### Digression (feel free to skip)

Using documentation and comments instead of types and code is mostly for practical reasons.

It is impractical to write types like `Proof<"# Safety\n\nThe absolute value of the result is smaller than or equal to 1000.">`

and code like `Proof { proof: "// SAFETY: We know that arguments are small, so some small linear combination is only slightly bigger." }`

.

However, a consequence of this choice is that it looks like we get some form of type erasure, but
this is only in appearance. Even though the properties are erased from the types, the programmer
must know at runtime the properties of all proofs (both parameters and results). For example, having
a vector of function pointers like `Vec<fn(Proof)>`

would need the programmer to know for each
element, what are the properties expected to hold to call the function, because they may differ from
one element to the other.

### Vocabulary

I'll call *pre-conditions* (or *requirements*), proofs taken as parameter. And I'll call
*post-conditions* (or *guarantees*), proofs that are returned. In particular, when calling a
function, one has to prove the requirements and get back guarantees that can be used to prove future
requirements. Note that pre-conditions may refer to code that happens after the function. For
example, `Pin::get_unchecked_mut()`

has a pre-condition that the result must not be moved, which is
a property about what happens *after* the function is called. Similarly, a post-condition may refer
to data that used to exist before the function was called. For example, `slice::is_sorted()`

has a
post-condition that the input is sorted if the result is true (assuming the standard library wishes
to expose this post-condition for safety concerns).
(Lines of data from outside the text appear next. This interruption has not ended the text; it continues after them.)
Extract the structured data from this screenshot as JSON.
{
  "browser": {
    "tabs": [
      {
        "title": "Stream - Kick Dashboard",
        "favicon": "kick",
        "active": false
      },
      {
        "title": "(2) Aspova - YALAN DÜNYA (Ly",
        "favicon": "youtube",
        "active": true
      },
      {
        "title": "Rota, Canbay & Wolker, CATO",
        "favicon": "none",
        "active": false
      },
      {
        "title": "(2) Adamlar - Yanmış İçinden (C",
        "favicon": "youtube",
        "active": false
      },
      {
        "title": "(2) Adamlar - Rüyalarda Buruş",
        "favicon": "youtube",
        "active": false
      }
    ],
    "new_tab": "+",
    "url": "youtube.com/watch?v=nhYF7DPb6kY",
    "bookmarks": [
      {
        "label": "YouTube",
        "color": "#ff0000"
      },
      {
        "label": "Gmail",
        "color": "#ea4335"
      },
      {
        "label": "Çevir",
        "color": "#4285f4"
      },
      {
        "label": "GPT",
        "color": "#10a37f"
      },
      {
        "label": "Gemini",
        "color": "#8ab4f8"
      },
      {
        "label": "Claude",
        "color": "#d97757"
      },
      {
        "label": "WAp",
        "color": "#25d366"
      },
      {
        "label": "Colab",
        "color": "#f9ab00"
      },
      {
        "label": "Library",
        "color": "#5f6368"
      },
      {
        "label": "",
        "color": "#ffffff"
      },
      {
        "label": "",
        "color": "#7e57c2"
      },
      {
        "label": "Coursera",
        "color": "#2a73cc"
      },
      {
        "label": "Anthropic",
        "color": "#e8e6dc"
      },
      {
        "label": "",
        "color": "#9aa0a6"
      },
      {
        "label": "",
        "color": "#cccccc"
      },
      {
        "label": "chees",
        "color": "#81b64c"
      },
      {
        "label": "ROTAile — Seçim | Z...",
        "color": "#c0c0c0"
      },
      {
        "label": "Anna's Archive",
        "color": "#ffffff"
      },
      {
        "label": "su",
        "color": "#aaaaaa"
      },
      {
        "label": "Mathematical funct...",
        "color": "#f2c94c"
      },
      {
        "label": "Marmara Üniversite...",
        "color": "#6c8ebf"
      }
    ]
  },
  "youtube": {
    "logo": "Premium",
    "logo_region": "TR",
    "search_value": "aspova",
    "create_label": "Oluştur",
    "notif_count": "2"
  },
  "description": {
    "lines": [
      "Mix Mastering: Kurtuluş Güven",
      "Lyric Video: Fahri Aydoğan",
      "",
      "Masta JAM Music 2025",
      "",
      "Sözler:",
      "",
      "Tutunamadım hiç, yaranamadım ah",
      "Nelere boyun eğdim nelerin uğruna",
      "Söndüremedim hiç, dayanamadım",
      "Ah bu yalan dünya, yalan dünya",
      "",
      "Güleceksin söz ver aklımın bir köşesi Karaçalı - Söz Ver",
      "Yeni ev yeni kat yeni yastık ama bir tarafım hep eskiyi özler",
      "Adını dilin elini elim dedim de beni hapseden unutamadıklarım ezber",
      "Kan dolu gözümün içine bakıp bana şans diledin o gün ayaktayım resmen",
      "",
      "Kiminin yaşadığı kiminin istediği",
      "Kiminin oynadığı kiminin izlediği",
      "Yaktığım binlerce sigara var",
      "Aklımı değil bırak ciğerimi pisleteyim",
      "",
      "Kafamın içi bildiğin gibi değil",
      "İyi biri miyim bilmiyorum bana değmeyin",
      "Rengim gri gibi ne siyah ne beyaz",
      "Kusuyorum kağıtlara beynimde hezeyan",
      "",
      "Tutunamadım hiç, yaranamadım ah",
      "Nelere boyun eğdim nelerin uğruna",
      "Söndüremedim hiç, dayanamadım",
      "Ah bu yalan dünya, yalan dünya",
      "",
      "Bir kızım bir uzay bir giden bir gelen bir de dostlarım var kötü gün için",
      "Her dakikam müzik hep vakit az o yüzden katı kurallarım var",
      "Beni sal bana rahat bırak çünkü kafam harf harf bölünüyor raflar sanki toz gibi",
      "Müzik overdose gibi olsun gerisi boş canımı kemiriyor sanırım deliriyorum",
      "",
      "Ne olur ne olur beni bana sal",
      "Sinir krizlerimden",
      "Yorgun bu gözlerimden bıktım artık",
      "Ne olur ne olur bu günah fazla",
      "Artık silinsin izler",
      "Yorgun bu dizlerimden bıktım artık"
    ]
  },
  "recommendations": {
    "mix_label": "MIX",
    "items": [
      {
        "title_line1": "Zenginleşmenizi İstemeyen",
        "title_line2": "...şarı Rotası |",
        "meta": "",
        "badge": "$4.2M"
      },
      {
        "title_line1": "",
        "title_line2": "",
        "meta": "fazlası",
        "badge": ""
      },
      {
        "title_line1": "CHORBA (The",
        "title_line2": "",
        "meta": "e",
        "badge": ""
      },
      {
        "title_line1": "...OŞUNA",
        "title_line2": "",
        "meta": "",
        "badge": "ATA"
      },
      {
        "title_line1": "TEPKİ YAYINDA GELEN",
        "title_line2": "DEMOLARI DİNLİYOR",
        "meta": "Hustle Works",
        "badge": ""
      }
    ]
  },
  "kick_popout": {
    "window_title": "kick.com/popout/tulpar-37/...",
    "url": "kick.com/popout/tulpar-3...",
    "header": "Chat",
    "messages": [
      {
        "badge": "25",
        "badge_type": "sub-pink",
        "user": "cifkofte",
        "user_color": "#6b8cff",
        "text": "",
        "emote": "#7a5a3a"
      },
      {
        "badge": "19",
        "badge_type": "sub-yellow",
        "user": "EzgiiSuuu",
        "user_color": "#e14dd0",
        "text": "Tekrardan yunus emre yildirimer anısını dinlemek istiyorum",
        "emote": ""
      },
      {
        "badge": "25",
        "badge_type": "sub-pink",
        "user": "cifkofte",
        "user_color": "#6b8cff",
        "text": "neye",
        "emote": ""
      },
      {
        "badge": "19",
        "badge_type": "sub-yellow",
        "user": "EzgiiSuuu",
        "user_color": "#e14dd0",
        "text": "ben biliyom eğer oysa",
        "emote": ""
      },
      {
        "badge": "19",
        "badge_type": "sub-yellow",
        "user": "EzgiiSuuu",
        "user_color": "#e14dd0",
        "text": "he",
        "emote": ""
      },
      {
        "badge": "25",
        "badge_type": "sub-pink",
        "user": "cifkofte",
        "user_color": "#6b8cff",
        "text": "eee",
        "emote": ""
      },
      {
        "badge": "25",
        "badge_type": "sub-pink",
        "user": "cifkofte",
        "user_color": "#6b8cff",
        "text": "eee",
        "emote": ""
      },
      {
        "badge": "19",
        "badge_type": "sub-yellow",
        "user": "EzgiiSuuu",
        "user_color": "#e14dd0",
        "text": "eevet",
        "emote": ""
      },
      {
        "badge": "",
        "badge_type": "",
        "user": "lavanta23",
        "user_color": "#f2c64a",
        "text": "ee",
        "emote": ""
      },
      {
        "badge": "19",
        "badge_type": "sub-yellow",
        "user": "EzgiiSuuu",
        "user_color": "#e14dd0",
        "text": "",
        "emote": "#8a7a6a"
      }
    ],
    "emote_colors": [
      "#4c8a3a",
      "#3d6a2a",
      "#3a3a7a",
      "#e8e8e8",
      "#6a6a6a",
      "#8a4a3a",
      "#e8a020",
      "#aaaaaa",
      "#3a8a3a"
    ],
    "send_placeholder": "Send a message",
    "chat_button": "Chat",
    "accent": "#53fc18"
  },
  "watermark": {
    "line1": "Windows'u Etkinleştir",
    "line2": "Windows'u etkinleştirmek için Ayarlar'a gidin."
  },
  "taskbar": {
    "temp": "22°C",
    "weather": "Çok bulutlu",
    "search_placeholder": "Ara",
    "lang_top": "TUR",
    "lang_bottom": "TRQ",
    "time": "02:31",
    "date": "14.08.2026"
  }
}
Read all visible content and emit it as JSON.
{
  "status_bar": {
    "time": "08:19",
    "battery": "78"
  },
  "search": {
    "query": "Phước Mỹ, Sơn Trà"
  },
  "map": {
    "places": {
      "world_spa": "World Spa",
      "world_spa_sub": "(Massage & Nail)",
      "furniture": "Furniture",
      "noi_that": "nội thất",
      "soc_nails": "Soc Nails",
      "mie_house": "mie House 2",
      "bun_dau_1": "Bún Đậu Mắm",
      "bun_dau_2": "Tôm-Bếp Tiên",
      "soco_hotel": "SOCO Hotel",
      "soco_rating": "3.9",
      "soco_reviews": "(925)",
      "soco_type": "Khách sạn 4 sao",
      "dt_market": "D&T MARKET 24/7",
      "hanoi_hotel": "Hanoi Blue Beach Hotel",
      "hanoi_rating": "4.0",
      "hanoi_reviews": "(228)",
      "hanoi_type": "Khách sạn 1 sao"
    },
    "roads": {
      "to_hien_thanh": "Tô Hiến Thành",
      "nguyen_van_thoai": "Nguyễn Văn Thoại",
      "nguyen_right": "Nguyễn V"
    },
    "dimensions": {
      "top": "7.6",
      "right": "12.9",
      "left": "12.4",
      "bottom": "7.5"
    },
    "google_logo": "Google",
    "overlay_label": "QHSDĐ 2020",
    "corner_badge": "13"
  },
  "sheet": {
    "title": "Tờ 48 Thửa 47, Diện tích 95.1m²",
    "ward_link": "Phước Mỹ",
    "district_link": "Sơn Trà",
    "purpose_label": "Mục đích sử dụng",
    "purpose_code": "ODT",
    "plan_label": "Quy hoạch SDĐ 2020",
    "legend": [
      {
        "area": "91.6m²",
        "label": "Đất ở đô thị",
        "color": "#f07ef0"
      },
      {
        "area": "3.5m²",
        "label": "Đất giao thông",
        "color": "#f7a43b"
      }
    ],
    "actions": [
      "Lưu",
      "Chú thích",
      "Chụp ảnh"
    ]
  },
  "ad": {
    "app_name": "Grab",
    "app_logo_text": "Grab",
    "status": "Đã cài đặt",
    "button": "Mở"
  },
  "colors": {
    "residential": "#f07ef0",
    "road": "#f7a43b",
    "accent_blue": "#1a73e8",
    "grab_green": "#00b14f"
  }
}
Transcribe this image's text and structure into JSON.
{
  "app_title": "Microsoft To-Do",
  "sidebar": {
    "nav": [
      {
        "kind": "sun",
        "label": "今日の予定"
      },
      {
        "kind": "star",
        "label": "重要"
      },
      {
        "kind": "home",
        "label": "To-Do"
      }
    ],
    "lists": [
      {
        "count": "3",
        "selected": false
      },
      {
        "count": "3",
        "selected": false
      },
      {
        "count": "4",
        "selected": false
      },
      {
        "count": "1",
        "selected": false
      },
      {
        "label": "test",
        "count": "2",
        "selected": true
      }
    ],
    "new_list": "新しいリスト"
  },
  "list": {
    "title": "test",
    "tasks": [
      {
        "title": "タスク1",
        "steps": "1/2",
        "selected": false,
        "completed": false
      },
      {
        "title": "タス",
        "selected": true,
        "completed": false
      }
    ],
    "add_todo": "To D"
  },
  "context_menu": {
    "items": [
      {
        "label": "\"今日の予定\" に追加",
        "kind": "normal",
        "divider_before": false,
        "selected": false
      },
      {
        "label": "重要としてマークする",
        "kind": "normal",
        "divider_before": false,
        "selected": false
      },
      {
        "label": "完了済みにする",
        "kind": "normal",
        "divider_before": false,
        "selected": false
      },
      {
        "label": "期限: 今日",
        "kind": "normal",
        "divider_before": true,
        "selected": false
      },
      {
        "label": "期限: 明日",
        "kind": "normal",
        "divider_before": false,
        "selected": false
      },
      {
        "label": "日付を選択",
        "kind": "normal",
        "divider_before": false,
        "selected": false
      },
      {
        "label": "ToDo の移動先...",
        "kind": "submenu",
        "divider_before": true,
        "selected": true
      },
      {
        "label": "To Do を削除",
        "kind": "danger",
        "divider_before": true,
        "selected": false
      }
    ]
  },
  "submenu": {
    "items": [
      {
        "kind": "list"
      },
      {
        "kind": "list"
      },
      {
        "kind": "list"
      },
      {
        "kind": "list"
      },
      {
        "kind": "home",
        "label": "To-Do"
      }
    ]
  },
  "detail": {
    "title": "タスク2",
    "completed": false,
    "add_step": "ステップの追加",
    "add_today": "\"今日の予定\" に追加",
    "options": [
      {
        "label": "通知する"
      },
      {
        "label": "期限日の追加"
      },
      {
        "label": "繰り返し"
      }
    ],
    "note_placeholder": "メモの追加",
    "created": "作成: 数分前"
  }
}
I'll call *invariants*, proofs in any other position (neither parameter nor result of a function
type), for example struct fields and associated constants. Invariants on mutable data must be
updated at the same time the mutable data they refer to is updated. For proof fields, this is
similar to self-referential structs because the proof field references the other fields.

### Link with dependent types (feel free to skip)

This mental model comes from dependent type programming languages like Agda and Coq. If the proof type were formal, it would introduce a dependency from types on runtime values. Dependent types are rather inconvenient to use with the current state of research, so avoiding them is a reasonable decision for programming languages that wish to be widely usable. The proof type being informal, in particular its properties being just informal text, it doesn't formally refer to runtime values thus breaking this problematic dependency. But this informality is the reason why manual proofs and manually checking them is required for the type system to be sound. This can be seen as a usability trade-off: it's easier to write programs but it's harder to check their soundness.